Tuesday, September 8, 2009

But It’s Been Done Before?

How’s this for a story:

After the unruly children exhaust nanny after nanny, a mysterious "super nanny" with magical powers drops in… The children grow to love her fabulous shenanigans as well as learn to behave. When order and balance is restored to the household, the nanny leaves, allowing them to relish their new found joy.

No no, it’s a not a story I’m planning to write.

But what story did you imagine there? I’m guessing you were thinking “But this is Mary Poppins!”

Yes, my first thought as well. But it also applies to Nanny McPhee.

When that movie first came out, I hastily brushed it off as a repeat of Mary Poppins. Bart and some others went to see McPhee. (I had somewhere else to go, as I recall, and I had not been so keen on it anyway given my assessment.) Well, Bart and the others really enjoyed it. And although Bart (who is a fan of Poppins) had the same worry as me, he found himself pleasantly surprised and assured me that it had not been the same story all over again.

So, via the magic of TiVo, I finally got to see for myself. Yes, the premise is essentially the same. But it’s also true that it’s nowhere near the same tale. I’m not going to spell out all the differences or the plot of Nanny McPhee. You can do such compare and contrast yourself. For it’s quite a good movie.

The point, of course, is that it’s entirely possible to have a similar but different story. Just because a through-line is common does not mean adventures do not exist until themselves. Granted, it takes skill to accomplish, but that’s true of any story.

Thus, I’m very glad I’d been wrong with my quick judgment. Lesson learned. (<-- reference to Nanny McPhee, actually.)

Actually, the same thing happened with my first novel. No, not a nanny. I don’t expect anyone will ever see this novel of mine, unless I do an overhaul on it. Plus it needs a sub-adventure of the past put into it so as to support the framework of the overall story. I began the novel in high school and finished it, or so I recall, in my first year of college. (1989) Let me tell you the basic premise. See what else comes to mind…

A kid, who lives with his aunt and uncle (after his parents died in a car crash), finds out that he has been selected to attend a special school to learn the art of magic.

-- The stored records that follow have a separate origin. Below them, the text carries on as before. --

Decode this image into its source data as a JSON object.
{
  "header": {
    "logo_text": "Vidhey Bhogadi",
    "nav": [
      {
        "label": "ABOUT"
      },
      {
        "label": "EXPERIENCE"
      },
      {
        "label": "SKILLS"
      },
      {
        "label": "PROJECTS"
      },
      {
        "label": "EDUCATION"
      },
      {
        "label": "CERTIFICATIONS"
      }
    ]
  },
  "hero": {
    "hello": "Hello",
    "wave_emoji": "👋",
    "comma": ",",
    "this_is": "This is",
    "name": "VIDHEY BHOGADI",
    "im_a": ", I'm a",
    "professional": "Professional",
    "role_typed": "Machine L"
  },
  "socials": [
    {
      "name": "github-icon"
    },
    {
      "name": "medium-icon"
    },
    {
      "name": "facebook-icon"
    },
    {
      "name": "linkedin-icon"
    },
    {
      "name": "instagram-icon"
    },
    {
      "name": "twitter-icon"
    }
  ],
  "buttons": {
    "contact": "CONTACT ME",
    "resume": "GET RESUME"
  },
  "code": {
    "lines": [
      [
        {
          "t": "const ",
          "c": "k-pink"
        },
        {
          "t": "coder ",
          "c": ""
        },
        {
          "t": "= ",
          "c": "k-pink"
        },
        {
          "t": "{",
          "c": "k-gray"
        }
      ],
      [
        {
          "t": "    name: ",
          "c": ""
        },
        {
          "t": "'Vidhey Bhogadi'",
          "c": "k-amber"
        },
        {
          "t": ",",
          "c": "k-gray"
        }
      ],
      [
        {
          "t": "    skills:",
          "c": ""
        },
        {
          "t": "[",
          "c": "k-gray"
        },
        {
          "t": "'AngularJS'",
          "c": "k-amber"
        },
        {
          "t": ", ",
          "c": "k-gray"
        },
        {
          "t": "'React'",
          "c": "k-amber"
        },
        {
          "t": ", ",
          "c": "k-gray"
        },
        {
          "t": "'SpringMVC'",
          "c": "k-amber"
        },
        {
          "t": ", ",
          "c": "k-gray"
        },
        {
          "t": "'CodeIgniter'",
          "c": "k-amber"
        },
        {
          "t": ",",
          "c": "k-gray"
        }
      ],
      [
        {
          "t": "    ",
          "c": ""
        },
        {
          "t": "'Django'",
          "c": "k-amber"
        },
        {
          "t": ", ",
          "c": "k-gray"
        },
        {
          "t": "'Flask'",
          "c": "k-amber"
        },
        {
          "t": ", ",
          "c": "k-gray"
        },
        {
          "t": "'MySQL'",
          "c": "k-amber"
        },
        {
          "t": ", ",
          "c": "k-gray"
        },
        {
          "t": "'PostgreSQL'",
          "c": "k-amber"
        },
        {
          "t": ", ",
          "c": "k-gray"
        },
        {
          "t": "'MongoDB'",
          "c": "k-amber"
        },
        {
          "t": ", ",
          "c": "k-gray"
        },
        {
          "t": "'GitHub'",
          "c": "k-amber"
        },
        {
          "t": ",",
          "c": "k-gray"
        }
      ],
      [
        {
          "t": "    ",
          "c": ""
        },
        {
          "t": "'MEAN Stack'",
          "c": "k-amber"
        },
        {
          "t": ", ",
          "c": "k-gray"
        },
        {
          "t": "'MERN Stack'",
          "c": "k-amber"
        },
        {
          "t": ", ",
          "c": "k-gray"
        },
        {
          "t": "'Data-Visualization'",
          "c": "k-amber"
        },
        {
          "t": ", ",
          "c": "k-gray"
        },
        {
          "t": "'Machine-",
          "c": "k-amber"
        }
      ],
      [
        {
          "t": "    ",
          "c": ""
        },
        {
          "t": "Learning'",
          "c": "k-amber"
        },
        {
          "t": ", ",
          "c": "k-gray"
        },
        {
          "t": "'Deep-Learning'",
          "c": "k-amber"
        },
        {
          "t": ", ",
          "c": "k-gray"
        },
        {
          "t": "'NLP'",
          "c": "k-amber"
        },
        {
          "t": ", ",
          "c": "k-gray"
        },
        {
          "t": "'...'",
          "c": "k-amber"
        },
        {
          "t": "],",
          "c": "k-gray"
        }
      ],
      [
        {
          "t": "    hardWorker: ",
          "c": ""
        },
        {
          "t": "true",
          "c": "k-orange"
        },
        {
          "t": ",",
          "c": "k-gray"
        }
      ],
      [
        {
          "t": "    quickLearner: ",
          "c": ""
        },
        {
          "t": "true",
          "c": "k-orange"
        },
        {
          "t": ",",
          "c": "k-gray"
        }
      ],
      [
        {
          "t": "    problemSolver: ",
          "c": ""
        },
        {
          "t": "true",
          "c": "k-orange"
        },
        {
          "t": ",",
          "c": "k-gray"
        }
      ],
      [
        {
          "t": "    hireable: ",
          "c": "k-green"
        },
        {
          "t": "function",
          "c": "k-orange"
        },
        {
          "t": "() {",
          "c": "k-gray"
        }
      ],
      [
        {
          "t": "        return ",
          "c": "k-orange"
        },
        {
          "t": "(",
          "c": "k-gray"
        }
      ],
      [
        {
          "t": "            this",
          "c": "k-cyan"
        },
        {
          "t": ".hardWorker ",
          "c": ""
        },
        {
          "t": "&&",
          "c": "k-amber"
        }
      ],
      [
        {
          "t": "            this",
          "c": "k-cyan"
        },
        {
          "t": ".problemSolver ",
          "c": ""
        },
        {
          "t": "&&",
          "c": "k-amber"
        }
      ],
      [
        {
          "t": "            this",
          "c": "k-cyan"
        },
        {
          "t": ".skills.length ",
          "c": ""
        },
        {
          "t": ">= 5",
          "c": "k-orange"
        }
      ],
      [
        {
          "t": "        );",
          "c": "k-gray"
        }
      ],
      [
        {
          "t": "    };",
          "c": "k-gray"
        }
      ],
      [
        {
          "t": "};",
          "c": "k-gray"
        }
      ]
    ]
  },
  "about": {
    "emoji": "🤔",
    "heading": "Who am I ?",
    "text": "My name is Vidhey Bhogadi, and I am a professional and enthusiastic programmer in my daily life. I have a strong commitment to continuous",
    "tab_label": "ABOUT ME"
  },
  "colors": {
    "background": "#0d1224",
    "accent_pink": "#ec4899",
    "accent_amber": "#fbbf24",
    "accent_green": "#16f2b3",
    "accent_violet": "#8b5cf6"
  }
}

There are wacky professors and some cool friends along the way…and he ultimately discovers that he’s the chosen one who can undo the great evil in the land.

How about that? The story you’re probably thinking of came out in 1997. Go figure. And despite a few eeriely specific coincidences between the two, they are like Poppins and McPhee -- an entirely different adventure.

* And yes, I do know that the television show The Nanny is neither one I spoke of... but I wanted to keep the surprise element via the text. Also, this show applies as well. For in a rough sense, it's a reworking of The Sound of Music.

1 comment:

Anonymous said...

What story? I don't remember any boy wizard whose parents died in a car crash. :P

Seriously, though, even real life happens that way. I used to think "The King and I" and "The Sound of Music" had a very similar premise--and both are based on actual events!

Then again, they did take creative liberties with both for the musicals, maybe they just went with a "template" story and noted that both those historical events somewhat resembled it...?

Anyway, I don't remember who said it, but I like the adage that a great artist (I'm paraphrasing) isn't one who imitates no one, but who no one can imitate. (Tolkien comes to mind as a description of that....)